--- START ---

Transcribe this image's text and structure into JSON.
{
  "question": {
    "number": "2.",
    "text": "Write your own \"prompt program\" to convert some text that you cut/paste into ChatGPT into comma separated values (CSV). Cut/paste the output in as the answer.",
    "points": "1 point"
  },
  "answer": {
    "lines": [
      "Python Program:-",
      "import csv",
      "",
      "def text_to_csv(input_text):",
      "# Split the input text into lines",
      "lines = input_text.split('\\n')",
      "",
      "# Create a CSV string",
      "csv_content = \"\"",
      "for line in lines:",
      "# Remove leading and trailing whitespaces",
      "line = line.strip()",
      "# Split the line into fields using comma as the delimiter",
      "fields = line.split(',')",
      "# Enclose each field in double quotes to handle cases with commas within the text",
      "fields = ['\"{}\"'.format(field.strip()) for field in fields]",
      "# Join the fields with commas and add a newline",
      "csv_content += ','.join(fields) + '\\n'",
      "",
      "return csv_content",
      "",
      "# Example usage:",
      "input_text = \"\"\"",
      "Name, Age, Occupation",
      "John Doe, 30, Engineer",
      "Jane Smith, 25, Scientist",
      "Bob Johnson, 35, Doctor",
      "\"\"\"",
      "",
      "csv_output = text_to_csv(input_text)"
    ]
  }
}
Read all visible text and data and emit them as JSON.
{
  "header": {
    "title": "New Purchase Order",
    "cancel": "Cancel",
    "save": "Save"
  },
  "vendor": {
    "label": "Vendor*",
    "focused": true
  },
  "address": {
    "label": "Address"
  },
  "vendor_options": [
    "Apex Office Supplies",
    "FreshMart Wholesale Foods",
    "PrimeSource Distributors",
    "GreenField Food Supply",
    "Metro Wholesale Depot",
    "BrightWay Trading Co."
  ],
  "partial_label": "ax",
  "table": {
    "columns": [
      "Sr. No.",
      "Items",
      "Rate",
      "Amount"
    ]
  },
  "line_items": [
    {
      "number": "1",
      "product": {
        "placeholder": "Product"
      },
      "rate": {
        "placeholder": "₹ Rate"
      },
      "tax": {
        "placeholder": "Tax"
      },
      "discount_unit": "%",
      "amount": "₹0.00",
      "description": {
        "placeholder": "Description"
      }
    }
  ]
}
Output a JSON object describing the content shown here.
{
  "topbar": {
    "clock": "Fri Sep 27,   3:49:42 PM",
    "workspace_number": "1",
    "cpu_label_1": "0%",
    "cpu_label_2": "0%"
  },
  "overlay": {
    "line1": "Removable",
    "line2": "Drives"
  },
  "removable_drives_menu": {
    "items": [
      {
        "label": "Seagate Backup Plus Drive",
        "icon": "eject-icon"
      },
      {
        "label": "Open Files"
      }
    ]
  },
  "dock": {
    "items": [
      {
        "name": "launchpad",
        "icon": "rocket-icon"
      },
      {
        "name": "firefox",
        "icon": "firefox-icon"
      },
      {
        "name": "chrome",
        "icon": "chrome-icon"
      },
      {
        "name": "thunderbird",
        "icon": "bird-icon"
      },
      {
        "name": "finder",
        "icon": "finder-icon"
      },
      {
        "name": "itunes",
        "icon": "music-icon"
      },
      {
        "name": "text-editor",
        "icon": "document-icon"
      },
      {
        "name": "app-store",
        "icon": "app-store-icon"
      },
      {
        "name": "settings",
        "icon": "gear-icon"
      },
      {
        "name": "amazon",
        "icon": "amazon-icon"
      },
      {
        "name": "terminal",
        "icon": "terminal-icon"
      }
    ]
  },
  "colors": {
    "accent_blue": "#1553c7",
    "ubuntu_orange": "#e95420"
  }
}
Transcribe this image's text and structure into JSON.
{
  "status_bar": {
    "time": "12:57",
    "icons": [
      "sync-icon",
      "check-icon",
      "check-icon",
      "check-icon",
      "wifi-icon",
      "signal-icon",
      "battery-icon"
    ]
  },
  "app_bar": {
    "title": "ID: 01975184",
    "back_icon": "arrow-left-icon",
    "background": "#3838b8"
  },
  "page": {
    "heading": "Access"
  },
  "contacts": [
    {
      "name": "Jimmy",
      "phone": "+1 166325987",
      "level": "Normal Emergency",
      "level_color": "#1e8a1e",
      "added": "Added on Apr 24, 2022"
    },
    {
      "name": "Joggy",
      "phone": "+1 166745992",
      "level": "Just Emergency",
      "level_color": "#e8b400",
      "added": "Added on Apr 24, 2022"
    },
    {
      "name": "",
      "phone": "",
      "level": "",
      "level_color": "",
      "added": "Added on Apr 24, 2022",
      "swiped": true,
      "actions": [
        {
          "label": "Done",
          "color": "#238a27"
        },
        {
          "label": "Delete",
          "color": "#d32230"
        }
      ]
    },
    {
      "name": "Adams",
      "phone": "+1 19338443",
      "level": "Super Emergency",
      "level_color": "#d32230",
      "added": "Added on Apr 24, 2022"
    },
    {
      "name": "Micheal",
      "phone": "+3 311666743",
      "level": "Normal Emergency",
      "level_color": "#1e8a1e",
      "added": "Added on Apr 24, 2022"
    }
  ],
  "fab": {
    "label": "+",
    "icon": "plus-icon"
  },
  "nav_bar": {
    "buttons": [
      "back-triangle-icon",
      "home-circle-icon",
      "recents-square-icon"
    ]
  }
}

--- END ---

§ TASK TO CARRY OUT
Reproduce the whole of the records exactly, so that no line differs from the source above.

§ SOLVED EXERCISE
Transcribe this image's text and structure into JSON.
{
  "question": {
    "number": "2.",
    "text": "Write your own \"prompt program\" to convert some text that you cut/paste into ChatGPT into comma separated values (CSV). Cut/paste the output in as the answer.",
    "points": "1 point"
  },
  "answer": {
    "lines": [
      "Python Program:-",
      "import csv",
      "",
      "def text_to_csv(input_text):",
      "# Split the input text into lines",
      "lines = input_text.split('\\n')",
      "",
      "# Create a CSV string",
      "csv_content = \"\"",
      "for line in lines:",
      "# Remove leading and trailing whitespaces",
      "line = line.strip()",
      "# Split the line into fields using comma as the delimiter",
      "fields = line.split(',')",
      "# Enclose each field in double quotes to handle cases with commas within the text",
      "fields = ['\"{}\"'.format(field.strip()) for field in fields]",
      "# Join the fields with commas and add a newline",
      "csv_content += ','.join(fields) + '\\n'",
      "",
      "return csv_content",
      "",
      "# Example usage:",
      "input_text = \"\"\"",
      "Name, Age, Occupation",
      "John Doe, 30, Engineer",
      "Jane Smith, 25, Scientist",
      "Bob Johnson, 35, Doctor",
      "\"\"\"",
      "",
      "csv_output = text_to_csv(input_text)"
    ]
  }
}
Read all visible text and data and emit them as JSON.
{
  "header": {
    "title": "New Purchase Order",
    "cancel": "Cancel",
    "save": "Save"
  },
  "vendor": {
    "label": "Vendor*",
    "focused": true
  },
  "address": {
    "label": "Address"
  },
  "vendor_options": [
    "Apex Office Supplies",
    "FreshMart Wholesale Foods",
    "PrimeSource Distributors",
    "GreenField Food Supply",
    "Metro Wholesale Depot",
    "BrightWay Trading Co."
  ],
  "partial_label": "ax",
  "table": {
    "columns": [
      "Sr. No.",
      "Items",
      "Rate",
      "Amount"
    ]
  },
  "line_items": [
    {
      "number": "1",
      "product": {
        "placeholder": "Product"
      },
      "rate": {
        "placeholder": "₹ Rate"
      },
      "tax": {
        "placeholder": "Tax"
      },
      "discount_unit": "%",
      "amount": "₹0.00",
      "description": {
        "placeholder": "Description"
      }
    }
  ]
}
Output a JSON object describing the content shown here.
{
  "topbar": {
    "clock": "Fri Sep 27,   3:49:42 PM",
    "workspace_number": "1",
    "cpu_label_1": "0%",
    "cpu_label_2": "0%"
  },
  "overlay": {
    "line1": "Removable",
    "line2": "Drives"
  },
  "removable_drives_menu": {
    "items": [
      {
        "label": "Seagate Backup Plus Drive",
        "icon": "eject-icon"
      },
      {
        "label": "Open Files"
      }
    ]
  },
  "dock": {
    "items": [
      {
        "name": "launchpad",
        "icon": "rocket-icon"
      },
      {
        "name": "firefox",
        "icon": "firefox-icon"
      },
      {
        "name": "chrome",
        "icon": "chrome-icon"
      },
      {
        "name": "thunderbird",
        "icon": "bird-icon"
      },
      {
        "name": "finder",
        "icon": "finder-icon"
      },
      {
        "name": "itunes",
        "icon": "music-icon"
      },
      {
        "name": "text-editor",
        "icon": "document-icon"
      },
      {
        "name": "app-store",
        "icon": "app-store-icon"
      },
      {
        "name": "settings",
        "icon": "gear-icon"
      },
      {
        "name": "amazon",
        "icon": "amazon-icon"
      },
      {
        "name": "terminal",
        "icon": "terminal-icon"
      }
    ]
  },
  "colors": {
    "accent_blue": "#1553c7",
    "ubuntu_orange": "#e95420"
  }
}
Transcribe this image's text and structure into JSON.
{
  "status_bar": {
    "time": "12:57",
    "icons": [
      "sync-icon",
      "check-icon",
      "check-icon",
      "check-icon",
      "wifi-icon",
      "signal-icon",
      "battery-icon"
    ]
  },
  "app_bar": {
    "title": "ID: 01975184",
    "back_icon": "arrow-left-icon",
    "background": "#3838b8"
  },
  "page": {
    "heading": "Access"
  },
  "contacts": [
    {
      "name": "Jimmy",
      "phone": "+1 166325987",
      "level": "Normal Emergency",
      "level_color": "#1e8a1e",
      "added": "Added on Apr 24, 2022"
    },
    {
      "name": "Joggy",
      "phone": "+1 166745992",
      "level": "Just Emergency",
      "level_color": "#e8b400",
      "added": "Added on Apr 24, 2022"
    },
    {
      "name": "",
      "phone": "",
      "level": "",
      "level_color": "",
      "added": "Added on Apr 24, 2022",
      "swiped": true,
      "actions": [
        {
          "label": "Done",
          "color": "#238a27"
        },
        {
          "label": "Delete",
          "color": "#d32230"
        }
      ]
    },
    {
      "name": "Adams",
      "phone": "+1 19338443",
      "level": "Super Emergency",
      "level_color": "#d32230",
      "added": "Added on Apr 24, 2022"
    },
    {
      "name": "Micheal",
      "phone": "+3 311666743",
      "level": "Normal Emergency",
      "level_color": "#1e8a1e",
      "added": "Added on Apr 24, 2022"
    }
  ],
  "fab": {
    "label": "+",
    "icon": "plus-icon"
  },
  "nav_bar": {
    "buttons": [
      "back-triangle-icon",
      "home-circle-icon",
      "recents-square-icon"
    ]
  }
}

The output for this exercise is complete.